BI: I understand and appreciate the comparison, but I’m afraid our heroes and villains are far more incompetent than the quirky crew of JLI. Any successes our characters enjoy are fleeting and purely accidental. Where’s Batman when you need him?

FS: This isn’t your first time visiting the world My Bad. Have the characters taken you in directions you didn’t expect them to when you first wrote that first installment?

MR: Writing, for me, is sort of like assembling IKEA furniture. I might start out keeping to the blueprint, but sooner or later, I give up on following the directions and just wing it. So, yes, these characters have taken me in unintended directions. Adding to that is the fact that I try to have a certain amount of crossover with what Bryce is writing, so my plans for these characters change depending on what he’s doing with his characters.

BI:  Definitely. Acid Chimp started off as a one-panel joke back in the first season and since then he’s emerged as one of the books’ stars. (He was even spun-off into a one-shot team-up adventure with Mark’s Business Dog character from Billionaire Island.) It’s been a ball developing Acid Chimp’s character traits and history as he’s become a regular part of the My Bad gang.

FS: Following up on that, what your writing collaboration like? What’s the creative process like with the rest of the team?
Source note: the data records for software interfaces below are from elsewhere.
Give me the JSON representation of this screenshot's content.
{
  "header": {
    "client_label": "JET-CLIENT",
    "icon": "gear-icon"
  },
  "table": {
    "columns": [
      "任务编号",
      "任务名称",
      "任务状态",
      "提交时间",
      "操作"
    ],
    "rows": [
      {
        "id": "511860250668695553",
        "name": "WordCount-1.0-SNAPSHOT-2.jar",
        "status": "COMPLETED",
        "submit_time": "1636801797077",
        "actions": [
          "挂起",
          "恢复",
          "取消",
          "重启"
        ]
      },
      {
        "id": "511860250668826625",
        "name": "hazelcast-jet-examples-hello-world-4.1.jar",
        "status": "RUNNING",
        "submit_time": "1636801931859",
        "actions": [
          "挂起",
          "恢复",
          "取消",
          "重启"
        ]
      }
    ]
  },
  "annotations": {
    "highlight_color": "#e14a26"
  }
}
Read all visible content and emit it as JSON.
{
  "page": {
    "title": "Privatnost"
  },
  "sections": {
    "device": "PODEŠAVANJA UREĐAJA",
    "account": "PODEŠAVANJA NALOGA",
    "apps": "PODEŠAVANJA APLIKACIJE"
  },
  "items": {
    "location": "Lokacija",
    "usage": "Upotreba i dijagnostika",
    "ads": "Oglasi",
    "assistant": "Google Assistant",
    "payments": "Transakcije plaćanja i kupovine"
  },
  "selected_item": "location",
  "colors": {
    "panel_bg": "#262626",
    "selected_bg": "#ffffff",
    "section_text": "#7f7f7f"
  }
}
MR: We sort of come up with our own plotlines for our own half of the series and then discuss how and where they’re going to bump into each other’s stories.

BI: Yep. We have lots of chats as the season gets worked out, sometimes doing our own thing with the scripts and sometimes riffing off of what the other guy is coming up with. As a season winds down, we do more co-plotting to ensure a satisfying conclusion – or a least a really funny one.
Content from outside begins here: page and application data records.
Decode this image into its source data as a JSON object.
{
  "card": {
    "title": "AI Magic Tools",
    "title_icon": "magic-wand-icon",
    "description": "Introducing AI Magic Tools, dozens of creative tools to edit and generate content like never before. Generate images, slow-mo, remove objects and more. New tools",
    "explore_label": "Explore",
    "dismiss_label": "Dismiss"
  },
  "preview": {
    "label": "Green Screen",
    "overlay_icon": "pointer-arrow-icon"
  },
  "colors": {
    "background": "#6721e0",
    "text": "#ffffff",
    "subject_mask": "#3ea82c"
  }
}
FS: What are you reading right now?

MR: I’m reading a really great graphic novel called Elmer, which takes place in an alternate world where the chickens have suddenly become intelligent and we’re having to learn to coexist peacefully with them.

BI: I’m finishing up Jonathan Hickman’s and Mike Huddleston’s Decorum. Spectacular art, inspired world-building, and fantastic characters. Loving it.
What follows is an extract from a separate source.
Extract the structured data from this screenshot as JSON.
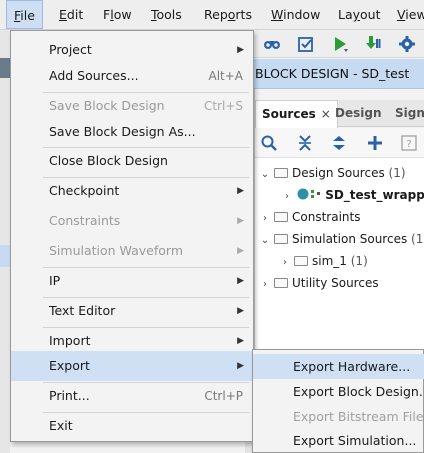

FS: Are there any other projects you’re working on at the moment that you’d like to discuss?

MR: I’m working on X-Factor, my first ongoing title at Marvel. So that’s exciting. Issue 1 drops in August.

BI: I have more stories coming up from AHOY’s delightful Project: Cryptid book. One of them is about a Capelobo. Capelobos look like giant hairy men with hooved feet and anteater heads. They are known for eating human brains and drinking our blood. My story is about a Capelobo named Ademir who likes to sing, signs a bad management contract, and unhappily finds himself doing lounge shows in Las Vegas.

FS: Do you have more tales from the world of Peculiar Island in your back pockets?

MR: Peculiar Island is Bryce’s creation, so I’ll let him answer that. Would love to come back for My Bad Season 4, though, whatever island it takes place on.

BI: The Peculiar Islands are a land of magic and mystery. I’d love nothing more than to reveal additional secrets from this glorious territory in future seasons of My Bad. So please tell your friends and enemies to buy lots of copies (physical or digital) of Escape from Peculiar Island. That’s the best way to ensure we can continue producing this delightful My Bad nonsense.

FS: Can you tease anything about what we can expect later in the miniseries?

MR: Jamington Winthrop, having lost the rights to the Chandelier, takes up podcasting.

BI: Emperor King claims he wants to bake cookies with his hated enemy, the Chandelier. Seems sketchy.

FS: If you had one final pitch for the book, what would it be?

MR: This is maybe the season that expands the world of My Bad the most. It might also be the funniest. Plus, one lucky reader will win two million dollars.

BI: Our goal is to make My Bad the funniest comic book on the market. Please give it a read so you can tell us how horribly we’ve failed.

My Bad: Escape from Peculiar Island #1 is on sale now from AHOY Comics.

From the official issue description:

Unmasked and exposed, the crime-fighting Chandelier is finally defeated-by the IRS! Former US President John “Amazing” Adams assumes governorship of the tropical Peculiar Islands! Featuring a Zap-worthy “underground” incentive cover by Shannon Wheeler.